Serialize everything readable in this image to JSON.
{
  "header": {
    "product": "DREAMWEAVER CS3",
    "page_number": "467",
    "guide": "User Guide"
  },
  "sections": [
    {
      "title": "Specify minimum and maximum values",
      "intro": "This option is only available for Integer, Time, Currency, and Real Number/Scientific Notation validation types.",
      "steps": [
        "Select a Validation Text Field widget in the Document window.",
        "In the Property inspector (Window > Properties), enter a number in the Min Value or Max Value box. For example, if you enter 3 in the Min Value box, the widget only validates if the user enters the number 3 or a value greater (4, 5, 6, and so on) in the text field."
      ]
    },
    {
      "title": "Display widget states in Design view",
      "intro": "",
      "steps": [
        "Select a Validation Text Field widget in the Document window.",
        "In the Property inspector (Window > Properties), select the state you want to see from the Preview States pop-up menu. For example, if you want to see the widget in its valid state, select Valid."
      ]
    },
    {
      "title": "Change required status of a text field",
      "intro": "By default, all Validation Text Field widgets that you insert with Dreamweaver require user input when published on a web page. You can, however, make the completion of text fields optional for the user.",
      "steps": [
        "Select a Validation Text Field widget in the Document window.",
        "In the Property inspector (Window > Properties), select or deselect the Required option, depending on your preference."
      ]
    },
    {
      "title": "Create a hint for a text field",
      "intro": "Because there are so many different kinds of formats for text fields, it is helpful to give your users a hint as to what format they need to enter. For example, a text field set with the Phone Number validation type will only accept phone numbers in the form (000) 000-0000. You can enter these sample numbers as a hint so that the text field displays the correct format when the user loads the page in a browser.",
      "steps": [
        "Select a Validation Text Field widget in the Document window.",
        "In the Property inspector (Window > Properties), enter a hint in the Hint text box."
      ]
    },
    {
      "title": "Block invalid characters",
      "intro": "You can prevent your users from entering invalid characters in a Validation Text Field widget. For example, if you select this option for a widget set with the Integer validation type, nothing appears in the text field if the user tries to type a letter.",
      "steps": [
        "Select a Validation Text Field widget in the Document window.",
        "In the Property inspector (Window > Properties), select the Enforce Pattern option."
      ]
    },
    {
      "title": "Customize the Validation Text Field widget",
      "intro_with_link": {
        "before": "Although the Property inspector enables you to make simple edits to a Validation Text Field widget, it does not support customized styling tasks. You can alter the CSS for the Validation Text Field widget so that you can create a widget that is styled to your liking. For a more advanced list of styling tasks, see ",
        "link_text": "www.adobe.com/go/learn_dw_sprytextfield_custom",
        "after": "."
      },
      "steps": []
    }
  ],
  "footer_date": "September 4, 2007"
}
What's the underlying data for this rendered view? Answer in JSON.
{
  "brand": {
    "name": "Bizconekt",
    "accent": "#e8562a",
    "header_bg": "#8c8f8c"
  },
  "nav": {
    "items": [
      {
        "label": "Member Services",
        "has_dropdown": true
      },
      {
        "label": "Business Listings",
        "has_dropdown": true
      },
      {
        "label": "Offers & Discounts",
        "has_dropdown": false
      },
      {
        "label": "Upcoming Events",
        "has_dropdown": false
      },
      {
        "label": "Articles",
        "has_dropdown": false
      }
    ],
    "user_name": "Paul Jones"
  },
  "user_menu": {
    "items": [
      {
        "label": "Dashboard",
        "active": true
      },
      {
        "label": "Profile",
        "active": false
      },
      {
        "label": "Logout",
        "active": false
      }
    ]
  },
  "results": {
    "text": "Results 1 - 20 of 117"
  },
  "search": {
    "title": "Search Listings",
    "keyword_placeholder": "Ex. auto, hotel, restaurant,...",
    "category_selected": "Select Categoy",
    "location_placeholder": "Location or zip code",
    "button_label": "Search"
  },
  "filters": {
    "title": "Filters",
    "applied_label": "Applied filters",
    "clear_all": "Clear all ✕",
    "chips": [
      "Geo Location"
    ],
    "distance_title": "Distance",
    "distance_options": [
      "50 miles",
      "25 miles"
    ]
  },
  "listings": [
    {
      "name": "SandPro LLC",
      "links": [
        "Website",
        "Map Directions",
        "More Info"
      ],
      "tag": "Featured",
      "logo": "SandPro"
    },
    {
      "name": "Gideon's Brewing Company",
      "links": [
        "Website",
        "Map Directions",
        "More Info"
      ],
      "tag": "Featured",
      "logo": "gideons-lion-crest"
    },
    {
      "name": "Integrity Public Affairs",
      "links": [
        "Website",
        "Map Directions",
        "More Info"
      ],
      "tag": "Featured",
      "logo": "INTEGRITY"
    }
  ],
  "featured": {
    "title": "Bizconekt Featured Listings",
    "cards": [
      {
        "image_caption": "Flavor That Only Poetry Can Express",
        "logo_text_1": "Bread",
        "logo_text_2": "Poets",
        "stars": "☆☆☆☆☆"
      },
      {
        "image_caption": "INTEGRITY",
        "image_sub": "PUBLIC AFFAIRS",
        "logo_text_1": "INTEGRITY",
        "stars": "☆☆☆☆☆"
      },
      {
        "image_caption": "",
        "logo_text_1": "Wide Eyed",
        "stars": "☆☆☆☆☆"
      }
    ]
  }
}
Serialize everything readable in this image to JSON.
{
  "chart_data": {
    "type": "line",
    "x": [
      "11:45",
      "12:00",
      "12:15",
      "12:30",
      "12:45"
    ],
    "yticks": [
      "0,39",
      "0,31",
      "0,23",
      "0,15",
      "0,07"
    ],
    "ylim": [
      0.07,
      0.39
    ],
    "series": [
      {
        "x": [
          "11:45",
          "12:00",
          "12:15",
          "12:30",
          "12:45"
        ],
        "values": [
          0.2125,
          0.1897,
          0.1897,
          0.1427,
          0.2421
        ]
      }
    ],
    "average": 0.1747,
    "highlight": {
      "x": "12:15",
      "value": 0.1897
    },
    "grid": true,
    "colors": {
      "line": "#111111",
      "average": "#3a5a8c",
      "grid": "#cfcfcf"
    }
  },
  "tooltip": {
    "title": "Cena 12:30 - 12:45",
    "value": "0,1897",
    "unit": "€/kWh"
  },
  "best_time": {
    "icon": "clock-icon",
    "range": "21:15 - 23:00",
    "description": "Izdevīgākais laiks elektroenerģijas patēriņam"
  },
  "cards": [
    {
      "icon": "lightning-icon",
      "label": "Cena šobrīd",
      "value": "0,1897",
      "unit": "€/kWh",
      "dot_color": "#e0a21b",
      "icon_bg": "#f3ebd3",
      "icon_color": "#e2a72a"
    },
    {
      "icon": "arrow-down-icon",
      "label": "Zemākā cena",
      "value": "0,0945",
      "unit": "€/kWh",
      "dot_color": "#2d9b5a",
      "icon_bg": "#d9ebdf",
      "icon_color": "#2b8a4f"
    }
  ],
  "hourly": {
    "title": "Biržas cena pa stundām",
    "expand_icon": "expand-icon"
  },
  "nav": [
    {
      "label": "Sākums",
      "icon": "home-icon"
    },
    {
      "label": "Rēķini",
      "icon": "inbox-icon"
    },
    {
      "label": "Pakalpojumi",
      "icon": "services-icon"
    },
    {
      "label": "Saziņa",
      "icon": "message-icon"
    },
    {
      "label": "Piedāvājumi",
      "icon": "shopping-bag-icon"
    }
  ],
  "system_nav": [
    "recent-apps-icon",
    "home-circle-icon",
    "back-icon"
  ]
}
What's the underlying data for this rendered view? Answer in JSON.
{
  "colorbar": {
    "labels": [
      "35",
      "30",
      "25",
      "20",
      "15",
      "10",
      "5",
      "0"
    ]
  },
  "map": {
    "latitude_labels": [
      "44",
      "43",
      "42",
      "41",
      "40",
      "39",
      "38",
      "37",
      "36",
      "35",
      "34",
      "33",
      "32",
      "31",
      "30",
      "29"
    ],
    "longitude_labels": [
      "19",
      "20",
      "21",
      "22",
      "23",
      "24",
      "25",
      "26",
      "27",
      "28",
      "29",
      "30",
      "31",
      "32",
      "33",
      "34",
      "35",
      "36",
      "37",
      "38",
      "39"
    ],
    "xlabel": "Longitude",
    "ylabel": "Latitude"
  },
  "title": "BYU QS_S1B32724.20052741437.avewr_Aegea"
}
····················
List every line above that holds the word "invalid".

### WRITTEN SOLUTION
      "title": "Block invalid characters",
      "intro": "You can prevent your users from entering invalid characters in a Validation Text Field widget. For example, if you select this option for a widget set with the Integer validation type, nothing appears in the text field if the user tries to type a letter.",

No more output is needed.